The onset of gardening season makes me nostalgic for my childhood home. Our backyard was equipped with a crumbling, moss-covered air raid shelter from World War II and a pair of foxes that made their home behind our pear trees. A brook ran under the grassy expanse, making it soggy year-round, a feature that didn't register with us until after we had moved in. For us four sisters though, it was a magical place of make believe games and later on, a good spot for a stealthy smoke and the sharing of secrets.
Fictional gardens often come with their own hidden pasts and sibling entanglements. Garden Spells (Bantam, $16) by Sarah Addison Allen features Claire and Sydney Waverley, sisters estranged by time and history but bound together by their mystical family property in North Carolina. The Waverley garden brims with the stories and secrets of previous generations, as well as edible flowers imbued with magical powers and a whimsical apple tree that has a mind of its own.
In The Wildling Sisters (Putnam, $16), a British country estate is the setting for a suspenseful story about four siblings, a missing cousin named Audrey and some deadly secrets. Eve Chase's generation-spanning mystery focuses on the magnificent garden where the Wildling girls spent their summer holidays many years ago. In the present day, a succession of revelations leads to the whereabouts of Audrey, again with the estate grounds as the focal point.
And for gardens, sisters and secrets of a very different kind, Nancy Friday's My Secret Garden (Gallery Books, $17.99) is a collection of essays exploring the hidden sexual fantasies of women.
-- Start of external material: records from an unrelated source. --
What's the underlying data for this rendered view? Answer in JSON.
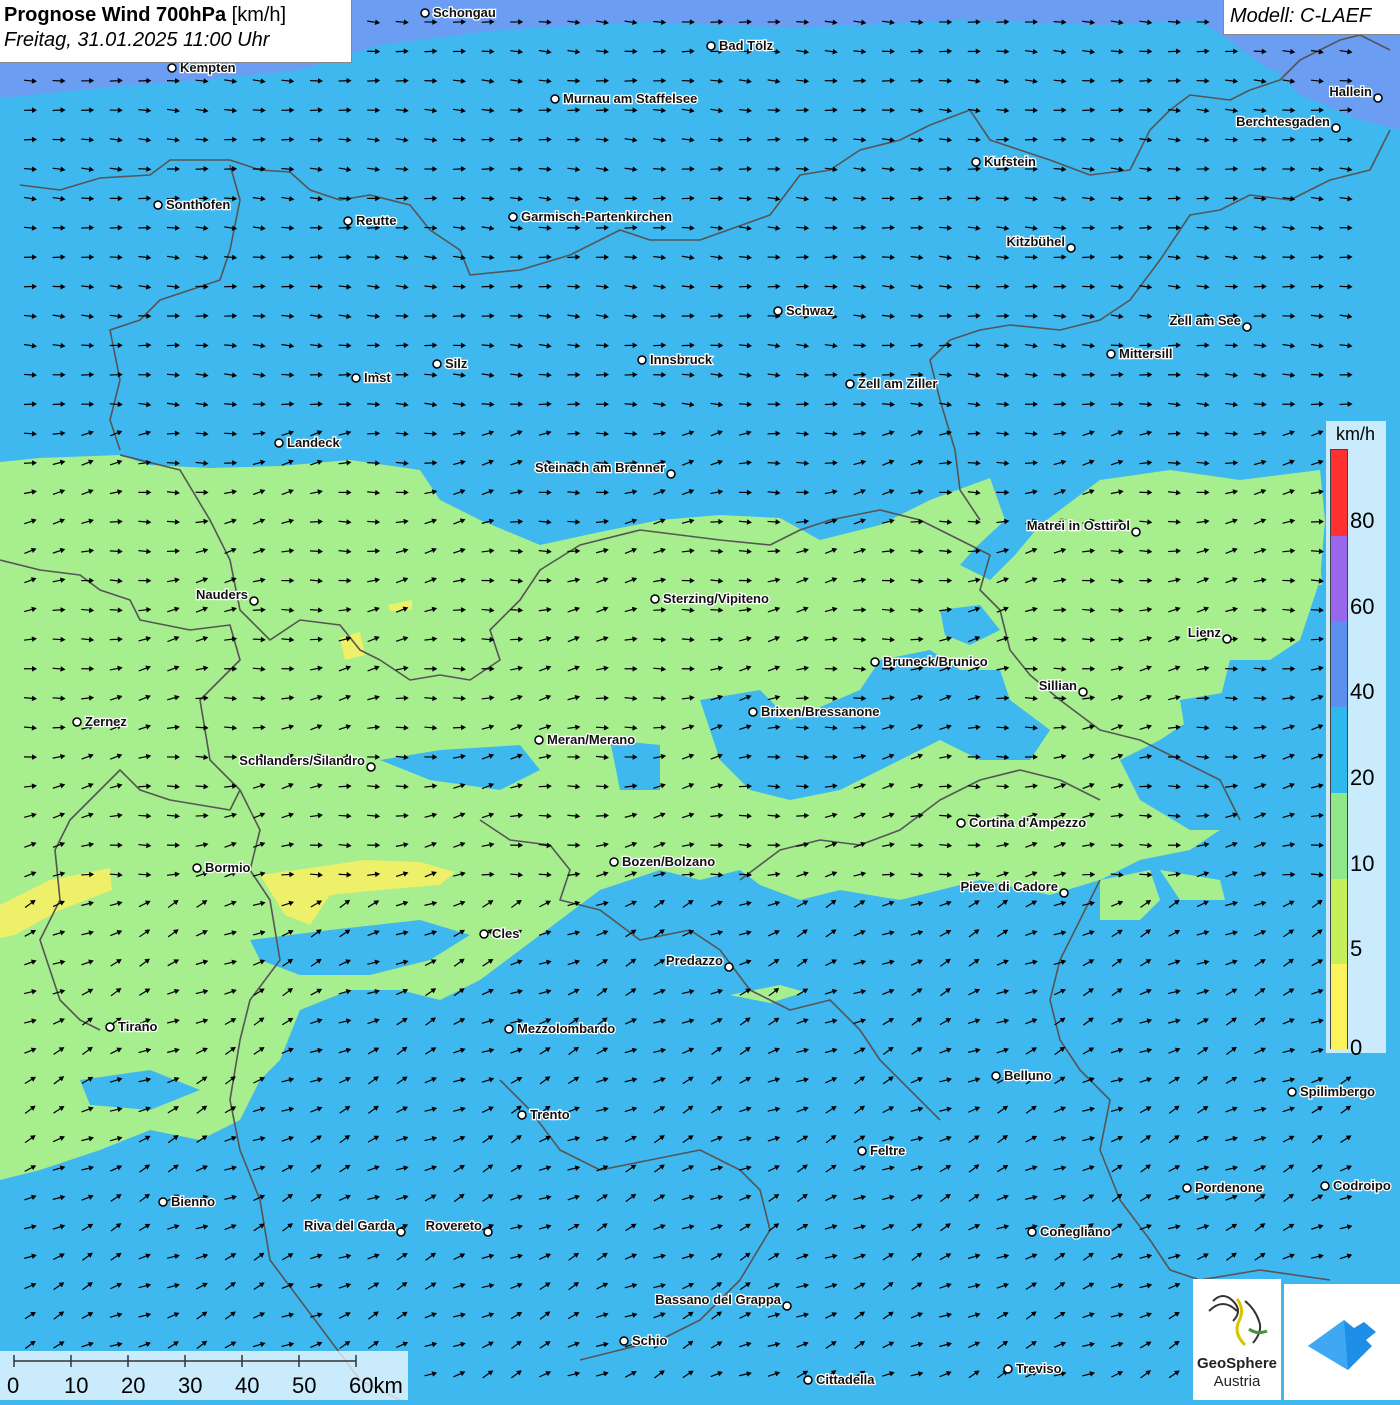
{
  "header": {
    "title_bold": "Prognose Wind 700hPa",
    "title_unit": "[km/h]",
    "datetime": "Freitag, 31.01.2025 11:00 Uhr"
  },
  "model_label": "Modell: C-LAEF",
  "legend": {
    "unit": "km/h",
    "labels": [
      "80",
      "60",
      "40",
      "20",
      "10",
      "5",
      "0"
    ],
    "colors": [
      "#ff3030",
      "#9966ee",
      "#5b8ff0",
      "#2db8ee",
      "#8ee88a",
      "#c6ef5a",
      "#fbf35a"
    ]
  },
  "scale": {
    "labels": [
      "0",
      "10",
      "20",
      "30",
      "40",
      "50",
      "60km"
    ]
  },
  "logos": {
    "geosphere_line1": "GeoSphere",
    "geosphere_line2": "Austria"
  },
  "colors": {
    "wind_5_10": "#a6ee8e",
    "wind_10_20": "#3fb8ef",
    "wind_20_40": "#6b9ef2",
    "wind_0_5": "#eef06a",
    "borders": "#555555",
    "arrows": "#000000"
  },
  "cities": [
    {
      "name": "Schongau"
    },
    {
      "name": "Bad Tölz"
    },
    {
      "name": "Kempten"
    },
    {
      "name": "Murnau am Staffelsee"
    },
    {
      "name": "Hallein"
    },
    {
      "name": "Berchtesgaden"
    },
    {
      "name": "Kufstein"
    },
    {
      "name": "Sonthofen"
    },
    {
      "name": "Reutte"
    },
    {
      "name": "Garmisch-Partenkirchen"
    },
    {
      "name": "Kitzbühel"
    },
    {
      "name": "Schwaz"
    },
    {
      "name": "Zell am See"
    },
    {
      "name": "Mittersill"
    },
    {
      "name": "Imst"
    },
    {
      "name": "Silz"
    },
    {
      "name": "Innsbruck"
    },
    {
      "name": "Zell am Ziller"
    },
    {
      "name": "Landeck"
    },
    {
      "name": "Steinach am Brenner"
    },
    {
      "name": "Matrei in Osttirol"
    },
    {
      "name": "Nauders"
    },
    {
      "name": "Sterzing/Vipiteno"
    },
    {
      "name": "Lienz"
    },
    {
      "name": "Bruneck/Brunico"
    },
    {
      "name": "Sillian"
    },
    {
      "name": "Brixen/Bressanone"
    },
    {
      "name": "Zernez"
    },
    {
      "name": "Meran/Merano"
    },
    {
      "name": "Schlanders/Silandro"
    },
    {
      "name": "Cortina d'Ampezzo"
    },
    {
      "name": "Bormio"
    },
    {
      "name": "Bozen/Bolzano"
    },
    {
      "name": "Pieve di Cadore"
    },
    {
      "name": "Cles"
    },
    {
      "name": "Predazzo"
    },
    {
      "name": "Tirano"
    },
    {
      "name": "Mezzolombardo"
    },
    {
      "name": "Belluno"
    },
    {
      "name": "Spilimbergo"
    },
    {
      "name": "Trento"
    },
    {
      "name": "Feltre"
    },
    {
      "name": "Pordenone"
    },
    {
      "name": "Codroipo"
    },
    {
      "name": "Bienno"
    },
    {
      "name": "Riva del Garda"
    },
    {
      "name": "Rovereto"
    },
    {
      "name": "Conegliano"
    },
    {
      "name": "Bassano del Grappa"
    },
    {
      "name": "Schio"
    },
    {
      "name": "Treviso"
    },
    {
      "name": "Cittadella"
    }
  ]
}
With the guaranteed freedom of anonymity, hundreds of real women form a sisterhood of shared private fantasies, creating a veritable garden of liberating confessions. --Shahina Piyarali, writer and reviewer